◆ **Task requirements**
Your answer should hold all lines of the entries that include the word "deployments".
***** Data excerpts *****
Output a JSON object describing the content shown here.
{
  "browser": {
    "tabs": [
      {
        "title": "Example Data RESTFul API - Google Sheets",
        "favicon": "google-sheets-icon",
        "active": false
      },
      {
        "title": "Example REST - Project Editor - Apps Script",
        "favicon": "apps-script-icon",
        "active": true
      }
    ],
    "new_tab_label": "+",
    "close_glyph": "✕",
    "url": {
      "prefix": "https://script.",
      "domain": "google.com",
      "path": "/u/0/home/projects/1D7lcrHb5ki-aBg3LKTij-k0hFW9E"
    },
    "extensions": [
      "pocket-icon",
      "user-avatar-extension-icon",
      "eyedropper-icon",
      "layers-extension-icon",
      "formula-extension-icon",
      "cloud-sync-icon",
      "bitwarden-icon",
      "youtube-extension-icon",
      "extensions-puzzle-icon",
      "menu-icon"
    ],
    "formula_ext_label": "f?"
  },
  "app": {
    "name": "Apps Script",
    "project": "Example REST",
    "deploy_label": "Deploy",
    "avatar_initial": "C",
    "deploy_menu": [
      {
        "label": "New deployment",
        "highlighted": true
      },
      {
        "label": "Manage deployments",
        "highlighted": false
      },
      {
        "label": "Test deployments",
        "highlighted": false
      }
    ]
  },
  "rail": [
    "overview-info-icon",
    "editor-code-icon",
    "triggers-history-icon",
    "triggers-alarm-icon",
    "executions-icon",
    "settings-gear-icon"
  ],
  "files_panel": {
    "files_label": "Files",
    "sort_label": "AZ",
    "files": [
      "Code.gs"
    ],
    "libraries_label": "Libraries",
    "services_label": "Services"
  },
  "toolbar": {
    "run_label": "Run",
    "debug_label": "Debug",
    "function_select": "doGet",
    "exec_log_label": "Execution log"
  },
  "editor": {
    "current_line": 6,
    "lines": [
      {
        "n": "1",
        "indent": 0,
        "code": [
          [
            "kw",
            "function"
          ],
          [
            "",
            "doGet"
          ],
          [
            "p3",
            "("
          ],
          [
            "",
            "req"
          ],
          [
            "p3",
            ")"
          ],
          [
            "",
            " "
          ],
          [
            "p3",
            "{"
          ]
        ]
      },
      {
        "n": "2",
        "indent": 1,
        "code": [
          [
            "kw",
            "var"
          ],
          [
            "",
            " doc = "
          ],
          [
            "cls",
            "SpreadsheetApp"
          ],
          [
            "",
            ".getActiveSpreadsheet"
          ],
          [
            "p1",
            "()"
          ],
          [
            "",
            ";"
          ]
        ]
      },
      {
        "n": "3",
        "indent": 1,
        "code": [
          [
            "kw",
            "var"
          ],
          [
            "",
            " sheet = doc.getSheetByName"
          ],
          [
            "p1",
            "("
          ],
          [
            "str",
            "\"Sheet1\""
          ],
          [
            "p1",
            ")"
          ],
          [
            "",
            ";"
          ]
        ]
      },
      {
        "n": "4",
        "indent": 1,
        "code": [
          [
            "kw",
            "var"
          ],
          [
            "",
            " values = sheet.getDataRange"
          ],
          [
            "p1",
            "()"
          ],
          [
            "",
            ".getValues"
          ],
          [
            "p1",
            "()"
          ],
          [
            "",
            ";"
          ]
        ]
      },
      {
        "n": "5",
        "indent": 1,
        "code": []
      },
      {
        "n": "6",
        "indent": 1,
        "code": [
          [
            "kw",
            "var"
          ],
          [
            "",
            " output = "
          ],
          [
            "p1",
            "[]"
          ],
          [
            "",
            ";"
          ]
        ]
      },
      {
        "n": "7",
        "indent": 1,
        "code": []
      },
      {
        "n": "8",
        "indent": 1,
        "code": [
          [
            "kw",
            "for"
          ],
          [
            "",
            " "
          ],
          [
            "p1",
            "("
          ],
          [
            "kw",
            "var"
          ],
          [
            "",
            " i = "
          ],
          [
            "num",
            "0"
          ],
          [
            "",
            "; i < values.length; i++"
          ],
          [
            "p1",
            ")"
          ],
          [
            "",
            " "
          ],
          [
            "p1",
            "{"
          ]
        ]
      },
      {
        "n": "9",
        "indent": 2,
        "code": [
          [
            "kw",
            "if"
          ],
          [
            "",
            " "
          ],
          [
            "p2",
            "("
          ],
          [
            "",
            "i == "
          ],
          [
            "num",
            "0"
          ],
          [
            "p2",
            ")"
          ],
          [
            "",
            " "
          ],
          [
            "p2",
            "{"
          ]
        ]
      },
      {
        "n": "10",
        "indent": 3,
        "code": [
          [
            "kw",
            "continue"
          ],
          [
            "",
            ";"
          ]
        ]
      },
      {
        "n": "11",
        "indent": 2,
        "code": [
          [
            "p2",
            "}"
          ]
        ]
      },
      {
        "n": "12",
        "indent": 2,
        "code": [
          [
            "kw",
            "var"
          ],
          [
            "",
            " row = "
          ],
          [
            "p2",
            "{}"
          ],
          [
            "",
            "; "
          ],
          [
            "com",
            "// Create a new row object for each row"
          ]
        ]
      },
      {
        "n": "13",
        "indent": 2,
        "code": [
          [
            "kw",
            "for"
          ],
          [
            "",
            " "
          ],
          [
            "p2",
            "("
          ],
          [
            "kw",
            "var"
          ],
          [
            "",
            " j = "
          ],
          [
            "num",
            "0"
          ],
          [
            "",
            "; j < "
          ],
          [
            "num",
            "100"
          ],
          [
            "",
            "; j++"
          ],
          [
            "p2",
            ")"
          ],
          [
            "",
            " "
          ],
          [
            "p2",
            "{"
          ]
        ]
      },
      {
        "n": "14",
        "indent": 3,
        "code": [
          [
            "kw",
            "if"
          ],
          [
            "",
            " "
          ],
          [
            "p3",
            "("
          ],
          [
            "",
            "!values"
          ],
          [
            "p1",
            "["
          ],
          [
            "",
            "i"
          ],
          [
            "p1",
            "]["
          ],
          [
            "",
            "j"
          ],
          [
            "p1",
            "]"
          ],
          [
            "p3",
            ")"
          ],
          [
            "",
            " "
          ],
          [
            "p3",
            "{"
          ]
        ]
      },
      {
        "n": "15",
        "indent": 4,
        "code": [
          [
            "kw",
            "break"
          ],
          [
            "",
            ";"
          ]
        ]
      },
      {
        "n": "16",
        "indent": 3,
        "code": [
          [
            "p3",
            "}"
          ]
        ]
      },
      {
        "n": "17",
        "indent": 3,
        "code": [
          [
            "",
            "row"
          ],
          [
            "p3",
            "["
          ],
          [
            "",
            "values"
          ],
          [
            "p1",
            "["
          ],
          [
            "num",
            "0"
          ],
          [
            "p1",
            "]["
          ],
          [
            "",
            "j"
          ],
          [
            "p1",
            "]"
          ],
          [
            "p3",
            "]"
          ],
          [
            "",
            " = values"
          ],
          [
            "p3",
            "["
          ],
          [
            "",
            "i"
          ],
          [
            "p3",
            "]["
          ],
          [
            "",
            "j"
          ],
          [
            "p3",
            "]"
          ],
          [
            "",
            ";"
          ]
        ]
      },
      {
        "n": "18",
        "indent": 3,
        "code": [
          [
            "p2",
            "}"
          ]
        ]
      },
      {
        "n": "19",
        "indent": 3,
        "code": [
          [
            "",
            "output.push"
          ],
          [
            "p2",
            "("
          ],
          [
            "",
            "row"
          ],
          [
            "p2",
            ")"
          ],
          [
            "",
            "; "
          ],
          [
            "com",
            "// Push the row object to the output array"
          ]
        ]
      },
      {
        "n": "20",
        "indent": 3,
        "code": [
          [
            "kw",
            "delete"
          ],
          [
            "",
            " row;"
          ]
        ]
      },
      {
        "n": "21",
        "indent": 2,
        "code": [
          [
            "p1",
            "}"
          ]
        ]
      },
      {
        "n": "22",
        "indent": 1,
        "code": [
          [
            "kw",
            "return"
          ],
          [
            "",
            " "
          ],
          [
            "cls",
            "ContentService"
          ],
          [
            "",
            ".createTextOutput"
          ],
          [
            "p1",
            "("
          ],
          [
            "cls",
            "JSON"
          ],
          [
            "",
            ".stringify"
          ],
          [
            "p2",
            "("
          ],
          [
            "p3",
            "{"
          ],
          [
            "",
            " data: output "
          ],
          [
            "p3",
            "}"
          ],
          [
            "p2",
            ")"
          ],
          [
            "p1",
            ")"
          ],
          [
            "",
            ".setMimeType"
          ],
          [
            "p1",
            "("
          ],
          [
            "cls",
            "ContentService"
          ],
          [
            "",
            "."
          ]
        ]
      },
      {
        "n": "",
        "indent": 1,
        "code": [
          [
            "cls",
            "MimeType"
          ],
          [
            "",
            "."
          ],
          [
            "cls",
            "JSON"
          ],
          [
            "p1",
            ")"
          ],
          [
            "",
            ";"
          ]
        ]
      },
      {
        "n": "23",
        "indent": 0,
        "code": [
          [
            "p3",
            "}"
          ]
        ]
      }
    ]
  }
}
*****
◆ **Answer to the problem**
        "label": "Manage deployments",
        "label": "Test deployments",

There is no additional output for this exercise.